* Website and app data records:
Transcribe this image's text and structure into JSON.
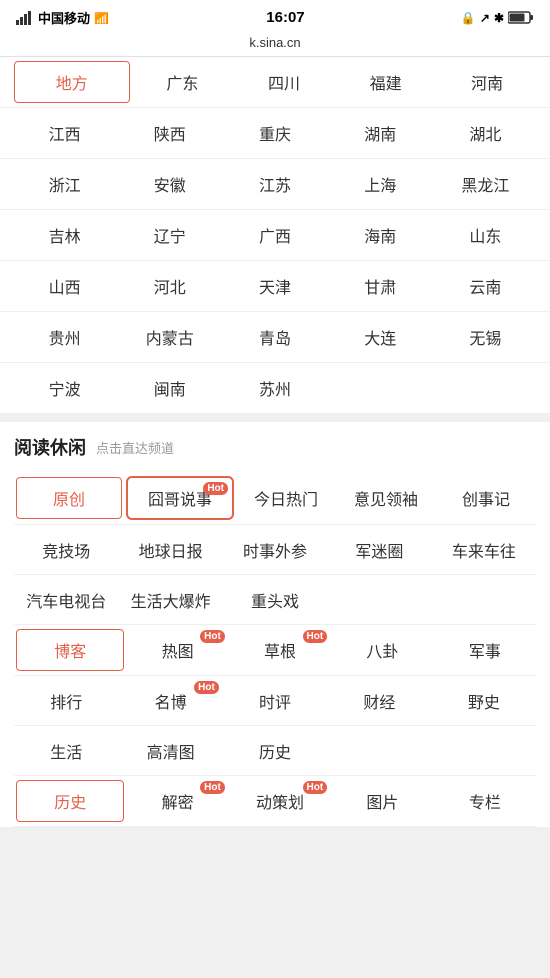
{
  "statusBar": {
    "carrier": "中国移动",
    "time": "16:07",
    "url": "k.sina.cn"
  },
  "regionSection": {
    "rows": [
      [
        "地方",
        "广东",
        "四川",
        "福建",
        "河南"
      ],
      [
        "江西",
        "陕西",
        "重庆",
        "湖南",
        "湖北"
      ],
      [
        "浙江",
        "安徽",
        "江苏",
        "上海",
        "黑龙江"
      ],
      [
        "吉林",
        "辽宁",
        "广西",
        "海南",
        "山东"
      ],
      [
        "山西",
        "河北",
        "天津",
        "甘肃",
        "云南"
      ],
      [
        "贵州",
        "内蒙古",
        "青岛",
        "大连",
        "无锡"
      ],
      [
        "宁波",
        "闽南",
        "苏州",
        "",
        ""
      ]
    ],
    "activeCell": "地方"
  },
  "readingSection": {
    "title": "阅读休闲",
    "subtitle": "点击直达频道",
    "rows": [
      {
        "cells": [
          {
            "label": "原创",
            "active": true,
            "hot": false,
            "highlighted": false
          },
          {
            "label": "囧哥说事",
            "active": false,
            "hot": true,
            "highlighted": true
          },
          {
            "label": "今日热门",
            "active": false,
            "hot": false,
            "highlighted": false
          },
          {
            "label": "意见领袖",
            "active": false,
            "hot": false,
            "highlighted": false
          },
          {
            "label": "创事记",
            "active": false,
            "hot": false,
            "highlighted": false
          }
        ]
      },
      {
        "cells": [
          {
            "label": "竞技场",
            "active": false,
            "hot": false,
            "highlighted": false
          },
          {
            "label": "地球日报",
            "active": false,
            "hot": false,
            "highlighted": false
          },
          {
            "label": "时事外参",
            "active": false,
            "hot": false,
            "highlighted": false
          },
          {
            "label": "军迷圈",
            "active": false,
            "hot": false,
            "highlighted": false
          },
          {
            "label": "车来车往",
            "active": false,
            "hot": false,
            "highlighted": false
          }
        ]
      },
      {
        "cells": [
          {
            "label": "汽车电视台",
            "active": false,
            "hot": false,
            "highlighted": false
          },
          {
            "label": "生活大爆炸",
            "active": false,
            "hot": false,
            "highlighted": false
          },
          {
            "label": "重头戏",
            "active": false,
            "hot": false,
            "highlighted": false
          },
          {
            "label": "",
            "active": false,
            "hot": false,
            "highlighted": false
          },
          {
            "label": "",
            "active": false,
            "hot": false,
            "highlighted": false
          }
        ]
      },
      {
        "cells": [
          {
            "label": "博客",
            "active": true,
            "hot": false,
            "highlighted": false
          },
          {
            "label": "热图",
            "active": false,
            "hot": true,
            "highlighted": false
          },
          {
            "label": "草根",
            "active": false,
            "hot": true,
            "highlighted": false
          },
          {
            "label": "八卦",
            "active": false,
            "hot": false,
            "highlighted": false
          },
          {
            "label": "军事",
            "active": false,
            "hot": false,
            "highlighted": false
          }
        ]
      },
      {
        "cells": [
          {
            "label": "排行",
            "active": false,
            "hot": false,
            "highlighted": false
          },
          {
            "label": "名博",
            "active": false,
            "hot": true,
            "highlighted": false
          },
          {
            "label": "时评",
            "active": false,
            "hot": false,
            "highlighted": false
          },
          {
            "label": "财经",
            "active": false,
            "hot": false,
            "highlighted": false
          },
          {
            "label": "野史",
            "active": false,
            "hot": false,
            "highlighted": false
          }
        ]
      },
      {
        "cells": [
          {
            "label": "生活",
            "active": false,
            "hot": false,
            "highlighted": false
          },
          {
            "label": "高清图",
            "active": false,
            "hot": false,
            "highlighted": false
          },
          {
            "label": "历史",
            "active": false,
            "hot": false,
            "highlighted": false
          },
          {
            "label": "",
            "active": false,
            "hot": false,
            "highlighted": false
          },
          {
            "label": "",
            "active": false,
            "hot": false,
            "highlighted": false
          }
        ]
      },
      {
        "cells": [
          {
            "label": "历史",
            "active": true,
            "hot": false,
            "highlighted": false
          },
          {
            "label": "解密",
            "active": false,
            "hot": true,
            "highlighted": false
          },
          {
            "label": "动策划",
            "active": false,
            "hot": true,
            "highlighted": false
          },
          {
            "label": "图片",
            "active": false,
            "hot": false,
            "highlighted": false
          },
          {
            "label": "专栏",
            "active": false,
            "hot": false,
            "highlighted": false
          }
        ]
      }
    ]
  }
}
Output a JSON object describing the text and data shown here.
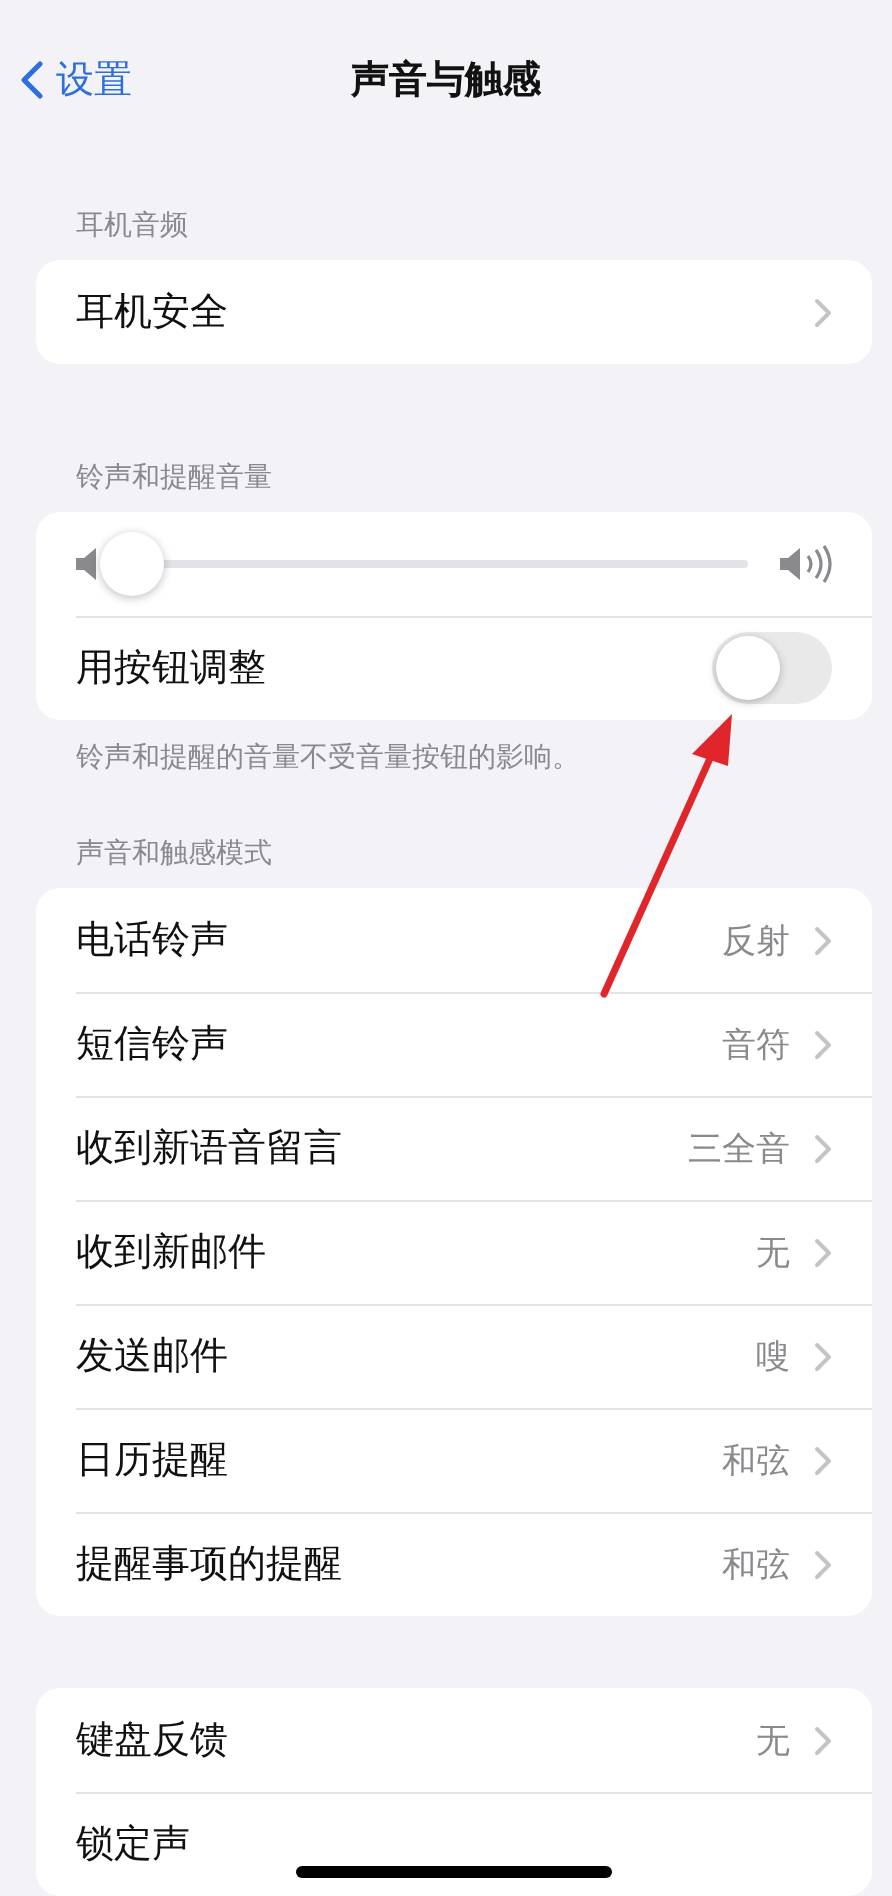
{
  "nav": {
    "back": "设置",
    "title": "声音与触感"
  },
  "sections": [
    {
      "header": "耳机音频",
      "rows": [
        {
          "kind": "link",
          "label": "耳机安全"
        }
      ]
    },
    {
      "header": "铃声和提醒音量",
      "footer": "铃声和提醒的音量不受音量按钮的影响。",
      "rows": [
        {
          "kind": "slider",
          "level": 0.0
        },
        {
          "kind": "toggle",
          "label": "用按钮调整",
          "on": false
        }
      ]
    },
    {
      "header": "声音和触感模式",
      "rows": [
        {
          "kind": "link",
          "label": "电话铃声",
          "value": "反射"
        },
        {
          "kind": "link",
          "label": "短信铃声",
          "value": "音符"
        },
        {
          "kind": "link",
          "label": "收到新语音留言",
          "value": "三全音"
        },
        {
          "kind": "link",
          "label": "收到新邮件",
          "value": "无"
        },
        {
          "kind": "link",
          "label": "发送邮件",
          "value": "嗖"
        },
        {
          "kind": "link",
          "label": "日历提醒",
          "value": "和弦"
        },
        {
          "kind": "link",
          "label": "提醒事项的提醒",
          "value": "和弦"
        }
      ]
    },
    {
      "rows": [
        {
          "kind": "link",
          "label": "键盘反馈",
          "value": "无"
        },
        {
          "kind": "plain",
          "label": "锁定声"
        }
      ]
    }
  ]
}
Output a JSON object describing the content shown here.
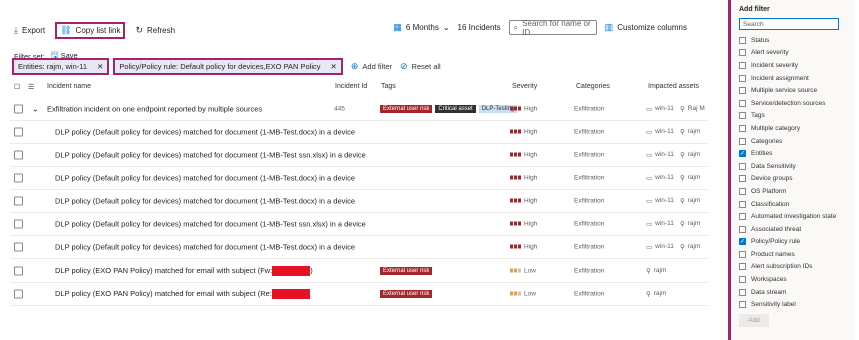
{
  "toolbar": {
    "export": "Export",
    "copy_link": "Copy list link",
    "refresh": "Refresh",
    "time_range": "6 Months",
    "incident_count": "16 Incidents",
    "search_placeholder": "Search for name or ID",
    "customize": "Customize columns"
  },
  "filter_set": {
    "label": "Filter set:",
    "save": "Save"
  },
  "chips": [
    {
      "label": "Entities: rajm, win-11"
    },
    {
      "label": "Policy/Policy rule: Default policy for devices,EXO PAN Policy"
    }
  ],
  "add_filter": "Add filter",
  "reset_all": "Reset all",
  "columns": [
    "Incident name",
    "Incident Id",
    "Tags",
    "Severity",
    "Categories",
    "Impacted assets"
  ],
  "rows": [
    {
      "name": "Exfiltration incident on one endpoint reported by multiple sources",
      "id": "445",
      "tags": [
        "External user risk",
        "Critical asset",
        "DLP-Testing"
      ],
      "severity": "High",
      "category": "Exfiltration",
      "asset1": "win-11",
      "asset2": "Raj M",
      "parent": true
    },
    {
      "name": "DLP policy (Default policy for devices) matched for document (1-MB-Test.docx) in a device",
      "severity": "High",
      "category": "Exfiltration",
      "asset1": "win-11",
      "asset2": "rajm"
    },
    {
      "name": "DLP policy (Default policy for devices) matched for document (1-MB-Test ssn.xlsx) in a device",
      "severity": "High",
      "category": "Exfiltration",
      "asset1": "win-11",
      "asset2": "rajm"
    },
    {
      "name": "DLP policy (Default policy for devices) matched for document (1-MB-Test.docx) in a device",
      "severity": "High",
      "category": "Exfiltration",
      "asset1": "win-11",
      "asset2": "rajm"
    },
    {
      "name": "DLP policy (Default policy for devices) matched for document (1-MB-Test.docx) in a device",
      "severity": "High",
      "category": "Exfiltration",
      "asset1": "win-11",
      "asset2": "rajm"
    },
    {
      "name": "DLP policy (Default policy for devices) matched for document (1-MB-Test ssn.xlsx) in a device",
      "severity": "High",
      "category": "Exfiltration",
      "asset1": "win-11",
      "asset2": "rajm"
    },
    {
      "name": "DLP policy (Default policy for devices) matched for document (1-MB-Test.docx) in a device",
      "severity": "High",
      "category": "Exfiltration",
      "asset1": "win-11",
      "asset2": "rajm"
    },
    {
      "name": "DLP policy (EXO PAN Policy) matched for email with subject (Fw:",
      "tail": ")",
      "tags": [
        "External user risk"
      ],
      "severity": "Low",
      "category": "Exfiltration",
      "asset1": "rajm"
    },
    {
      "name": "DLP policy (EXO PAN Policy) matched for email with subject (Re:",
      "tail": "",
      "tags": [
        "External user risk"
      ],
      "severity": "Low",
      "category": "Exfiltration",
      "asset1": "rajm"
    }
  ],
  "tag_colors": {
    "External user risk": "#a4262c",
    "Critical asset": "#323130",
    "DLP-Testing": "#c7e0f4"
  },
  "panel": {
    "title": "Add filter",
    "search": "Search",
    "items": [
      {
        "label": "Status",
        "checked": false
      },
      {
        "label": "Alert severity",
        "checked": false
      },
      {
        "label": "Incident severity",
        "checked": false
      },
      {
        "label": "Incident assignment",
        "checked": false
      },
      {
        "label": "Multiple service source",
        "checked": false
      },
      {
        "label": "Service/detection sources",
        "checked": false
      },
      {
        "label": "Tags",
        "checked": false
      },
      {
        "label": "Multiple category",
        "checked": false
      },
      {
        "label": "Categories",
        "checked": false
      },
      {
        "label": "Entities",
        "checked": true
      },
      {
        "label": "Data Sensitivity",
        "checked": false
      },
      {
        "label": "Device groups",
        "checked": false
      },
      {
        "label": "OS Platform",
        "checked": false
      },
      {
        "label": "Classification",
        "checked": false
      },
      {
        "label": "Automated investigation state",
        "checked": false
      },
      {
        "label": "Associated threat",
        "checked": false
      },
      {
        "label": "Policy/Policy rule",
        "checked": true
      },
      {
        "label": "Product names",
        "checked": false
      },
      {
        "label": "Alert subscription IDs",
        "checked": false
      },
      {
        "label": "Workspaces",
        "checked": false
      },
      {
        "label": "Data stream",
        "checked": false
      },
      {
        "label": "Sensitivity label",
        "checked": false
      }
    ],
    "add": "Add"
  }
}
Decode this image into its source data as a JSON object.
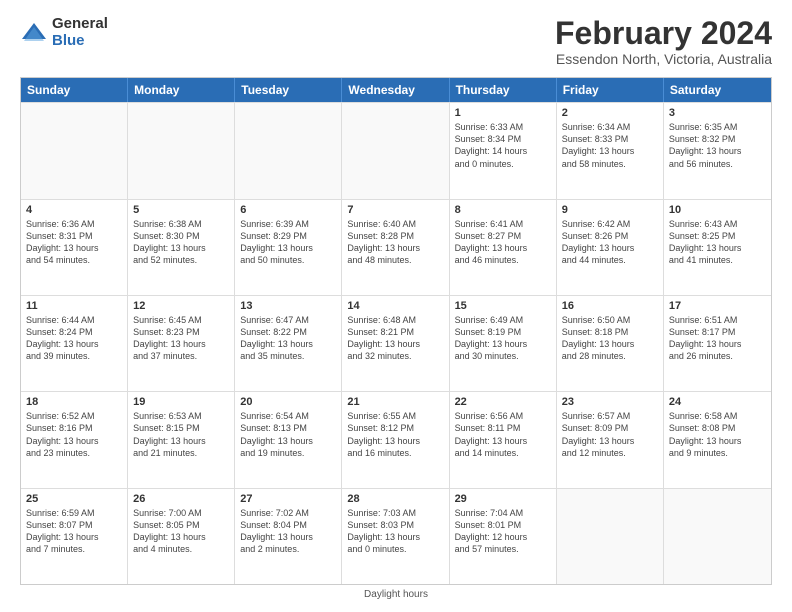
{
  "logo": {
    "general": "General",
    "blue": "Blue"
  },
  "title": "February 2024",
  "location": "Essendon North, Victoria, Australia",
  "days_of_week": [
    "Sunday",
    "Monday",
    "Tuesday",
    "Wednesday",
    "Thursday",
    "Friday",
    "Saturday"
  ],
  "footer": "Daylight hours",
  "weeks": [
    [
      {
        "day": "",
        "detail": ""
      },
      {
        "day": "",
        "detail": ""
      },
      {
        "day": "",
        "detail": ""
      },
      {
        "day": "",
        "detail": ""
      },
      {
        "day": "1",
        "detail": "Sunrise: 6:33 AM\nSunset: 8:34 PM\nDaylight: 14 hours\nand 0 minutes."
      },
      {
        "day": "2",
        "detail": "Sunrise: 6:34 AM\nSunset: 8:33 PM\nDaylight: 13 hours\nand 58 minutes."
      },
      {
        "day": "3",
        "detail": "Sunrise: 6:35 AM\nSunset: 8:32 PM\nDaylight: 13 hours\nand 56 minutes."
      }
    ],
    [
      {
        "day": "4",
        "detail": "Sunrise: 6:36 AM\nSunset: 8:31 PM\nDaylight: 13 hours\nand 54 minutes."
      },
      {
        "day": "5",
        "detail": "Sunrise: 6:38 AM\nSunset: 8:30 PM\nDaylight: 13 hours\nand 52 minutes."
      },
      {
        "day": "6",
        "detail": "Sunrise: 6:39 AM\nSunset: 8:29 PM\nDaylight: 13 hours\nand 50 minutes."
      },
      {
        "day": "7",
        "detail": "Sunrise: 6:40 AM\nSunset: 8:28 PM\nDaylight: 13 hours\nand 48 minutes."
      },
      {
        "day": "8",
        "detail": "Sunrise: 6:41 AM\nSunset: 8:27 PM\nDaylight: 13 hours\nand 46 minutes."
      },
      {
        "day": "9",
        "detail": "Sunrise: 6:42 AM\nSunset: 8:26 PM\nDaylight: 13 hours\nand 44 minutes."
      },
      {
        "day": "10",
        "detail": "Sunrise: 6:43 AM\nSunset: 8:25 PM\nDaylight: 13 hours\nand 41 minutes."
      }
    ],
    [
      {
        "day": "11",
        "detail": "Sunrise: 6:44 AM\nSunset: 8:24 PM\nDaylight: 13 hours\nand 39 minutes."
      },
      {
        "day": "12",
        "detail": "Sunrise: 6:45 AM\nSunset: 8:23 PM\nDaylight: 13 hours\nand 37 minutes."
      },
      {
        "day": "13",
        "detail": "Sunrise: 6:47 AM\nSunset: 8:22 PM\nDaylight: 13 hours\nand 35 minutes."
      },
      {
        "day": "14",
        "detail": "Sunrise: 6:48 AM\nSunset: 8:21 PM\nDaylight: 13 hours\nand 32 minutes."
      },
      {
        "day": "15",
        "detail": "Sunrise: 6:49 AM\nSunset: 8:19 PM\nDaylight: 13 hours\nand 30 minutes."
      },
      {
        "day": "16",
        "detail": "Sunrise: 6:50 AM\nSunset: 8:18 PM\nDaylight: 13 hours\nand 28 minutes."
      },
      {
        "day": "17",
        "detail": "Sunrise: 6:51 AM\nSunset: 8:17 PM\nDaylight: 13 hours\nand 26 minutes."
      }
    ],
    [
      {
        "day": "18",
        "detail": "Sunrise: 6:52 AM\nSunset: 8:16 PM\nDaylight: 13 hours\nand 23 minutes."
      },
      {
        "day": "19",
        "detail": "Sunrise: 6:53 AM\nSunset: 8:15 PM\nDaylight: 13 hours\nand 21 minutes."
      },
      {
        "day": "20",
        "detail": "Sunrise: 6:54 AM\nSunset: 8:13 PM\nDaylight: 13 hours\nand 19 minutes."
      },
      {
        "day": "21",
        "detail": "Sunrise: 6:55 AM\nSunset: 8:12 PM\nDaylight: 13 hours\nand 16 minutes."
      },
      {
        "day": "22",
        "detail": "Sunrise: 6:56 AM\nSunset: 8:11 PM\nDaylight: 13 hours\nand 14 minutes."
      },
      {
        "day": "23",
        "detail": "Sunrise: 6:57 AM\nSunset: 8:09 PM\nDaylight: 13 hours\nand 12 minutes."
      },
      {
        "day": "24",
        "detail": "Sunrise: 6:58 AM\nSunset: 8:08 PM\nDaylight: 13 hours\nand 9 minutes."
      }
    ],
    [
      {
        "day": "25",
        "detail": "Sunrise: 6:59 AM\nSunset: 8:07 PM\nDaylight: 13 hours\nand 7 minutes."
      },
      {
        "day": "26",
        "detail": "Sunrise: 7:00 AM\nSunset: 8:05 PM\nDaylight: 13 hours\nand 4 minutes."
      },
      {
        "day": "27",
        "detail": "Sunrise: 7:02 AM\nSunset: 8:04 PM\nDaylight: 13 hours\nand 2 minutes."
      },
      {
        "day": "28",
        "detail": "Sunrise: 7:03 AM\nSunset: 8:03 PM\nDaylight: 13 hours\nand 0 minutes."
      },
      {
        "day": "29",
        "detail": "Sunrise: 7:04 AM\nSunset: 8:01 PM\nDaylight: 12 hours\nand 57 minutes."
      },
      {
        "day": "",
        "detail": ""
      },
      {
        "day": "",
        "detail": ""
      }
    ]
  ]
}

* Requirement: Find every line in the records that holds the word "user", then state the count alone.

* Expected output: 4